Sloan’s response came across like a fast food CEO responding to a food borne illness outbreak by saying “We’ve sped up the drive-thru and added Crystal Pepsi to the soda fountain!”

Brown was more polite, thanking the CEO for his “long and detailed answer,” before he got back to the main point of his line of questioning:

“You’re still going to use those forced arbitration to take advantage of your customers,” said the senator. “Why should we believe you’re committed to changing your bank’s practices and being fair to customers when you continue to use that behind-closed-doors arbitration system that clearly doesn’t allow customers their day in court?”

This time, Sloan was more explicit in his because-we-promise-to-not-do-it-again reply, saying, “The reason is because I think we’ve made fundamental changes so it will limit the number of times–” before Brown interjected, “I appreciate that, but give them their day in court so that those who you are not able to help or that you’re not able to satisfy?”

That’s when Sloan finally started regurgitating bank industry talking points about the “efficiency” of arbitration, and how the Consumer Financial Protection Bureau’s own study agreed that arbitration can be an expeditious way of resolve a customer’s legal dispute.

But Brown pointed out that this is a very slanted reading of the CFPB study, as this cherry-picked conclusion is about customers who have unique legal disputes with banks; not about the best or most efficient way to hold a bank accountable for a systemic failure to protect its customers from employee fraud.

Though Wells Fargo is attempting to settle some of the lawsuits arising from the ongoing fake account fiasco scandal, the bank continues to argue in court that it should not have to even face these class actions because of arbitration clauses included in customer contracts.

Attorneys representing Wells customers counter that the arbitration agreement only involves disputes over legal issues that could reasonably arise from the normal operation of a financial institution, and that the clauses should not protect a bank from having to answer from deliberate fraud allegedly committed by thousands of employees; bad behavior that bank executives have admitted to knowing about for years.

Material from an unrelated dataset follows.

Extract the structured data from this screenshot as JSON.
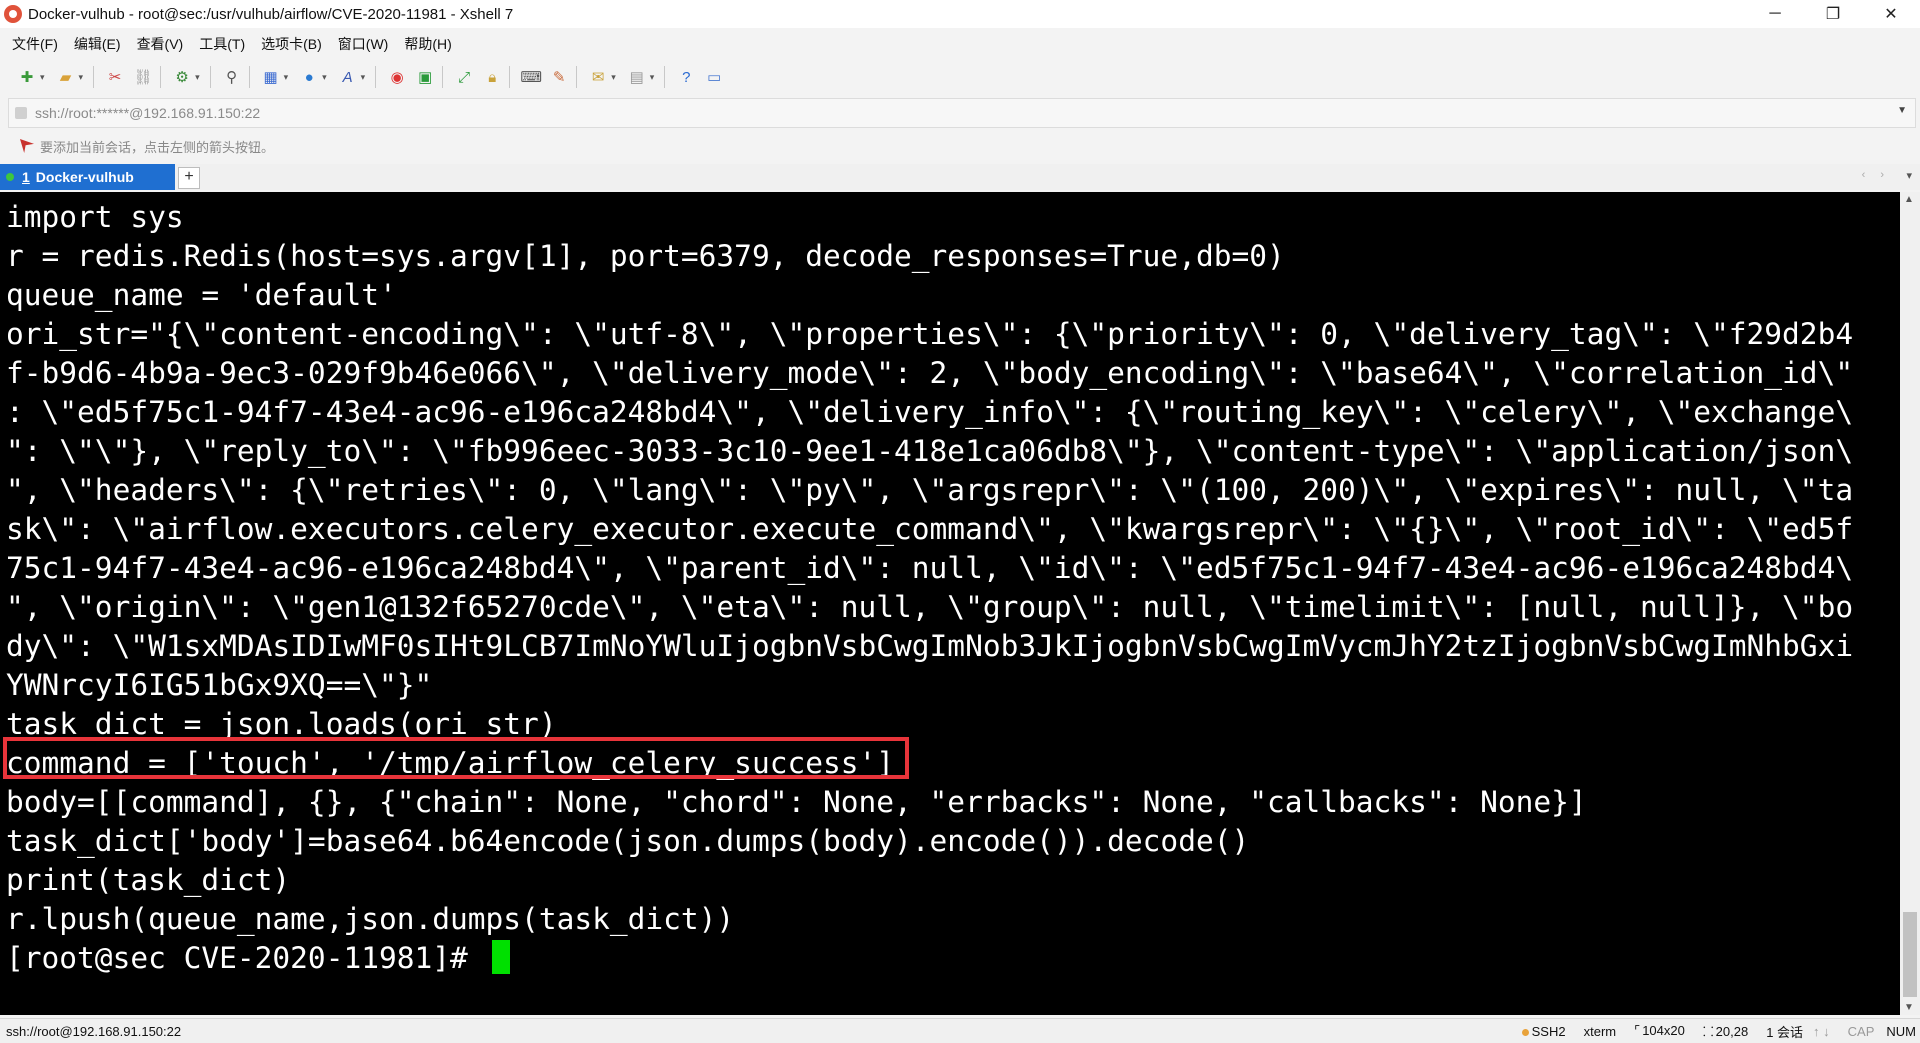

Last summer the CFPB finalized a new rule that would prevent many banks and other financial services from using forced arbitration to stop class actions. Banks could still compel arbitration in individual disputes, but they would be barred from using that contract clause to prevent customers from joining similar complaints into a single class complaint.

Bank-backed members of Congress are currently attempting to pass a resolution that would undo that rule. That resolution glided through the House on a nearly party-line vote in July, but has been sitting untouched by the Senate since, with some news sources reporting that there aren’t enough votes to pass it in the Senate. That resolution must be signed by the President by early November or the CFPB rule goes into effect.

That’s why the U.S. Chamber of Commerce, and several other bank-backed lobbying groups, recently filed an eleventh-hour lawsuit seeking to overturn the CFPB rule.

Here’s the full interaction between Brown and Sloan (assuming the embedded C-Span video player works; it’s notoriously unreliable):